新聘教師候選人演講公告 4月20日(五) 15：30 Circulation and dynamics on the northeastern Chukchi Sea Shelf, Arctic Ocean. Dr. Ying-Chih Fang (University of Alaska Fairbanks)
講者：Dr. Ying-Chih Fang (University of Alaska Fairbanks)
題目：Circulation and dynamics on the northeastern Chukchi Sea Shelf, Arctic Ocean.
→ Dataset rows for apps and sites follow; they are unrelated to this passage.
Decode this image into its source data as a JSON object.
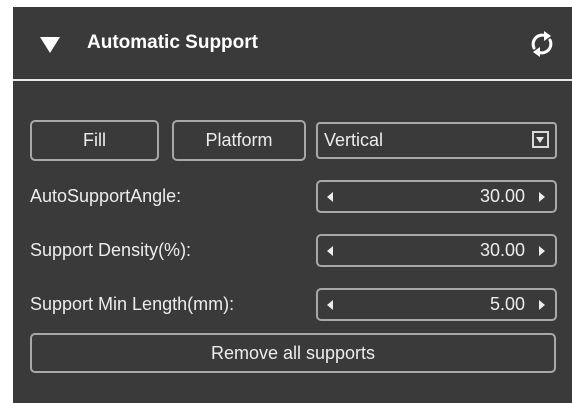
{
  "header": {
    "title": "Automatic Support",
    "collapse_icon": "triangle-down-icon",
    "refresh_icon": "refresh-icon"
  },
  "actions": {
    "fill_label": "Fill",
    "platform_label": "Platform",
    "orientation": {
      "selected": "Vertical"
    },
    "remove_all_label": "Remove all supports"
  },
  "fields": [
    {
      "label": "AutoSupportAngle:",
      "value": "30.00"
    },
    {
      "label": "Support Density(%):",
      "value": "30.00"
    },
    {
      "label": "Support Min Length(mm):",
      "value": "5.00"
    }
  ],
  "colors": {
    "panel_bg": "#3a3a3a",
    "border": "#a8a8a8",
    "text": "#ececec",
    "divider": "#e6e6e6"
  }
}
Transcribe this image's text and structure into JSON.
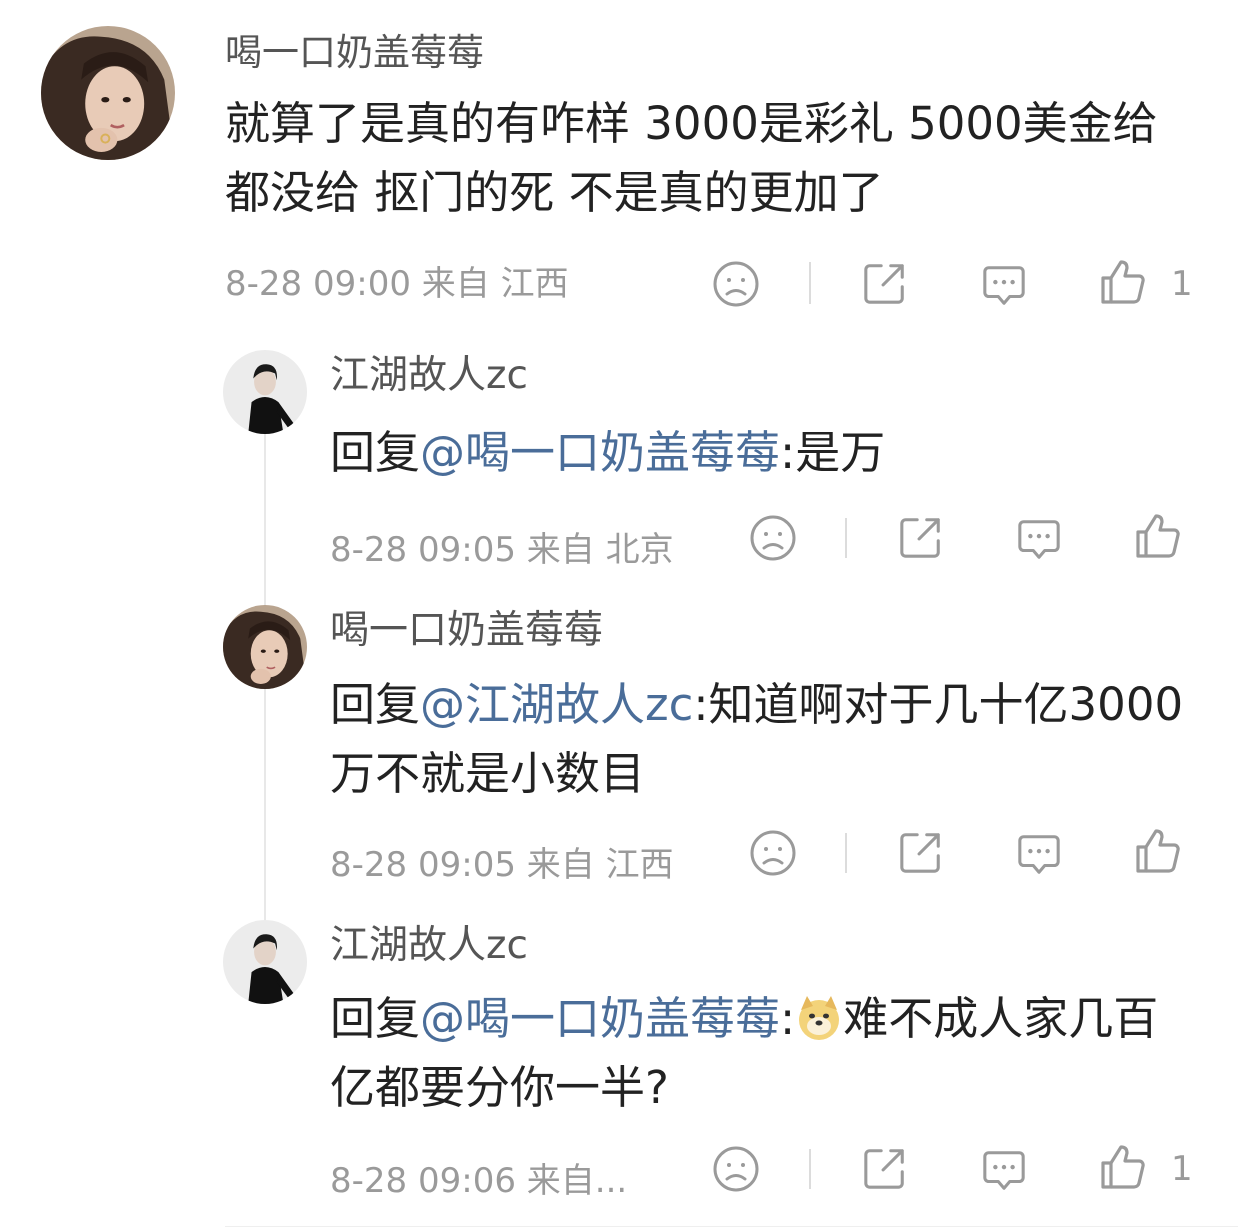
{
  "comment": {
    "author": "喝一口奶盖莓莓",
    "text": "就算了是真的有咋样 3000是彩礼 5000美金给都没给 抠门的死 不是真的更加了",
    "meta": "8-28 09:00  来自 江西",
    "like_count": "1"
  },
  "replies": [
    {
      "author": "江湖故人zc",
      "prefix": "回复",
      "mention": "@喝一口奶盖莓莓",
      "text": ":是万",
      "meta": "8-28 09:05  来自 北京"
    },
    {
      "author": "喝一口奶盖莓莓",
      "prefix": "回复",
      "mention": "@江湖故人zc",
      "text": ":知道啊对于几十亿3000万不就是小数目",
      "meta": "8-28 09:05  来自 江西"
    },
    {
      "author": "江湖故人zc",
      "prefix": "回复",
      "mention": "@喝一口奶盖莓莓",
      "text": ":",
      "emoji": "doge-emoji",
      "text2": "难不成人家几百亿都要分你一半?",
      "meta": "8-28 09:06  来自...",
      "like_count": "1"
    }
  ],
  "icons": {
    "dislike": "sad-face-icon",
    "share": "share-icon",
    "comment": "comment-icon",
    "like": "thumbs-up-icon"
  },
  "colors": {
    "mention": "#4a6d99",
    "meta": "#9a9a9a",
    "icon": "#9a9a9a"
  }
}
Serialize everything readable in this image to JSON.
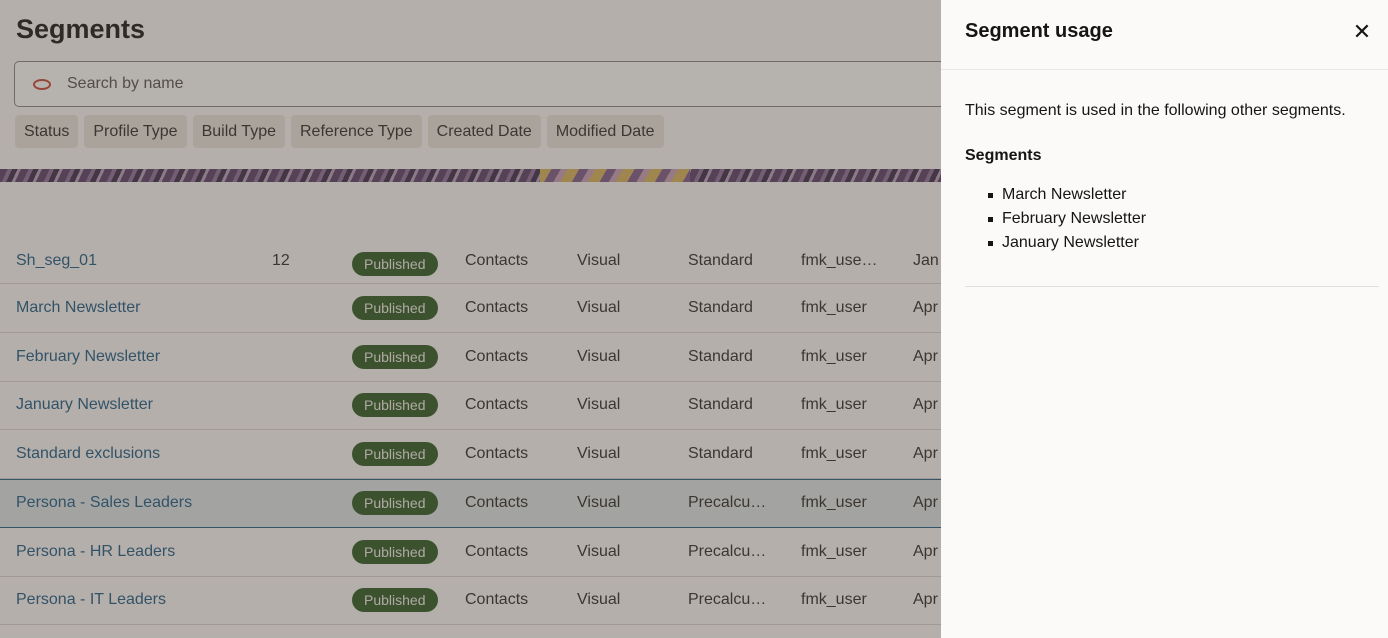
{
  "page": {
    "title": "Segments"
  },
  "search": {
    "placeholder": "Search by name"
  },
  "filters": [
    "Status",
    "Profile Type",
    "Build Type",
    "Reference Type",
    "Created Date",
    "Modified Date"
  ],
  "table": {
    "rows": [
      {
        "name": "Sh_seg_01",
        "count": "12",
        "status": "Published",
        "profile_type": "Contacts",
        "build_type": "Visual",
        "reference_type": "Standard",
        "user": "fmk_use…",
        "date": "Jan",
        "selected": false
      },
      {
        "name": "March Newsletter",
        "count": "",
        "status": "Published",
        "profile_type": "Contacts",
        "build_type": "Visual",
        "reference_type": "Standard",
        "user": "fmk_user",
        "date": "Apr",
        "selected": false
      },
      {
        "name": "February Newsletter",
        "count": "",
        "status": "Published",
        "profile_type": "Contacts",
        "build_type": "Visual",
        "reference_type": "Standard",
        "user": "fmk_user",
        "date": "Apr",
        "selected": false
      },
      {
        "name": "January Newsletter",
        "count": "",
        "status": "Published",
        "profile_type": "Contacts",
        "build_type": "Visual",
        "reference_type": "Standard",
        "user": "fmk_user",
        "date": "Apr",
        "selected": false
      },
      {
        "name": "Standard exclusions",
        "count": "",
        "status": "Published",
        "profile_type": "Contacts",
        "build_type": "Visual",
        "reference_type": "Standard",
        "user": "fmk_user",
        "date": "Apr",
        "selected": false
      },
      {
        "name": "Persona - Sales Leaders",
        "count": "",
        "status": "Published",
        "profile_type": "Contacts",
        "build_type": "Visual",
        "reference_type": "Precalcu…",
        "user": "fmk_user",
        "date": "Apr",
        "selected": true
      },
      {
        "name": "Persona - HR Leaders",
        "count": "",
        "status": "Published",
        "profile_type": "Contacts",
        "build_type": "Visual",
        "reference_type": "Precalcu…",
        "user": "fmk_user",
        "date": "Apr",
        "selected": false
      },
      {
        "name": "Persona - IT Leaders",
        "count": "",
        "status": "Published",
        "profile_type": "Contacts",
        "build_type": "Visual",
        "reference_type": "Precalcu…",
        "user": "fmk_user",
        "date": "Apr",
        "selected": false
      }
    ]
  },
  "panel": {
    "title": "Segment usage",
    "close_icon": "close-icon",
    "description": "This segment is used in the following other segments.",
    "subheading": "Segments",
    "items": [
      "March Newsletter",
      "February Newsletter",
      "January Newsletter"
    ]
  },
  "colors": {
    "brand": "#c74634",
    "link": "#1c5a86",
    "badge": "#2e5b23",
    "selected_row": "#dfe7ea"
  }
}
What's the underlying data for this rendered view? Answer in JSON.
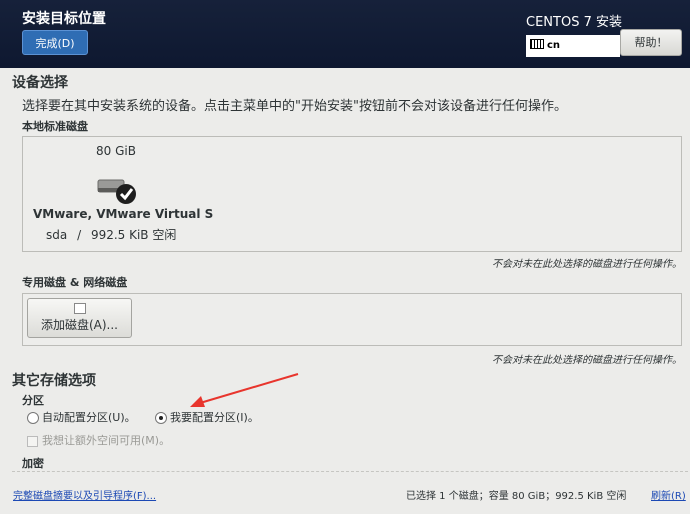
{
  "header": {
    "title": "安装目标位置",
    "done_label": "完成(D)",
    "product": "CENTOS 7 安装",
    "keyboard_layout": "cn",
    "help_label": "帮助！"
  },
  "device_selection": {
    "heading": "设备选择",
    "description": "选择要在其中安装系统的设备。点击主菜单中的\"开始安装\"按钮前不会对该设备进行任何操作。",
    "local_heading": "本地标准磁盘",
    "disk": {
      "size": "80 GiB",
      "name": "VMware, VMware Virtual S",
      "device": "sda",
      "separator": "/",
      "free": "992.5 KiB 空闲",
      "selected": true
    },
    "local_note": "不会对未在此处选择的磁盘进行任何操作。",
    "special_heading": "专用磁盘 & 网络磁盘",
    "add_disk_label": "添加磁盘(A)...",
    "special_note": "不会对未在此处选择的磁盘进行任何操作。"
  },
  "other_options": {
    "heading": "其它存储选项",
    "partition_heading": "分区",
    "auto_partition": "自动配置分区(U)。",
    "manual_partition": "我要配置分区(I)。",
    "selected_option": "manual",
    "extra_space": "我想让额外空间可用(M)。",
    "encryption_heading": "加密"
  },
  "footer": {
    "summary_link": "完整磁盘摘要以及引导程序(F)...",
    "status": "已选择 1 个磁盘；容量 80 GiB；992.5 KiB 空闲",
    "refresh_label": "刷新(R)"
  },
  "colors": {
    "header_bg": "#0e1830",
    "done_button": "#2f6db4",
    "link": "#1c49b4",
    "annotation_arrow": "#e8352d"
  }
}
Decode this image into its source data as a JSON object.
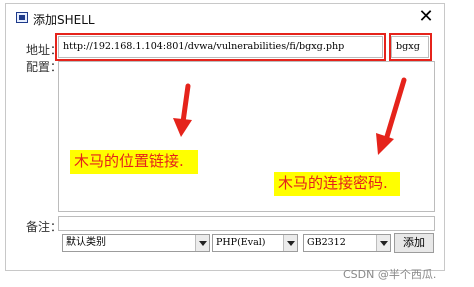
{
  "dialog": {
    "title": "添加SHELL",
    "close_label": "✕"
  },
  "form": {
    "address_label": "地址：",
    "config_label": "配置：",
    "url_value": "http://192.168.1.104:801/dvwa/vulnerabilities/fi/bgxg.php",
    "password_value": "bgxg",
    "note_label": "备注：",
    "note_value": "",
    "type_selected": "默认类别",
    "php_selected": "PHP(Eval)",
    "encoding_selected": "GB2312",
    "add_label": "添加"
  },
  "annotations": {
    "url_callout": "木马的位置链接.",
    "password_callout": "木马的连接密码.",
    "accent_color": "#e5231b",
    "highlight_color": "#ffff00"
  },
  "watermark": "CSDN @半个西瓜."
}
Circulation on the northeastern Chukchi Sea shelf is largely dominated by the poleward pressure gradient between the Pacific and Arctic Oceans. Local winds modulate the upper ocean and can rapidly alter the flow field. Present understanding of the circulation is largely based on subsurface measurements, but until recently the response of near-surface currents to the slowly-varying, secular pressure gradient and rapidly-varying local winds had not been addressed. I analyzed surface current data, extending ~150 km offshore, collected from shore-based high-frequency radar systems (HFR) during the open water season. I found three wind-induced circulation regimes. Two of these are related to strong northeasterly winds when wind speeds approach or exceed 6 m s-1, and the third results from infrequent northwesterly winds at >6 m s-1. I also found two dynamically different regions separated along ~71.5°N. North of 71.5°N the water column is strongly stratified due to cold and dilute ice meltwaters, whereas the water column to the south is much less stratified.
These differences are reflected in the current response to the winds.
For subsurface currents, I investigated the circulation around Hanna Shoal and analyzed 23 moorings spanning the northeastern Chukchi Sea shelf. The circulation is fundamentally influenced by the distribution of late summer sea ice. North of the Shoal there is a zonal gradient in the thermohaline and flow fields. The eastern side of the Shoal is strongly stratified year-round and vertically sheared, unlike the western side where the flow is steadily northeastward over the entire water column. Dense bottom waters flow clockwise around Hanna Shoal, but zonal convergence is found in the upper water column north of the Shoal. In winter, a seasonally-varying along-isobath density gradient develops that implies cross-isobath flow along the bottom. Both features indicate that shelf-basin exchange may occur north of Hanna Shoal. Additionally, a topographic wave mode is found along the eastern flank of the Shoal. The importance of the wave to the local environment is under investigation.
So far, my research focuses on low-frequency flows and still leaves questions about observed higher frequency phenomena. These topics are substantial for understanding how the polar shelf is impacted under continuing greenhouse gas-driven warming and how Pacific-origin waters are modified before they enter the Arctic Ocean. These efforts, together with my expertise using HFR to study the regional oceanography around Taiwan, would bring new opportunities for our students and promote international influence for the institute.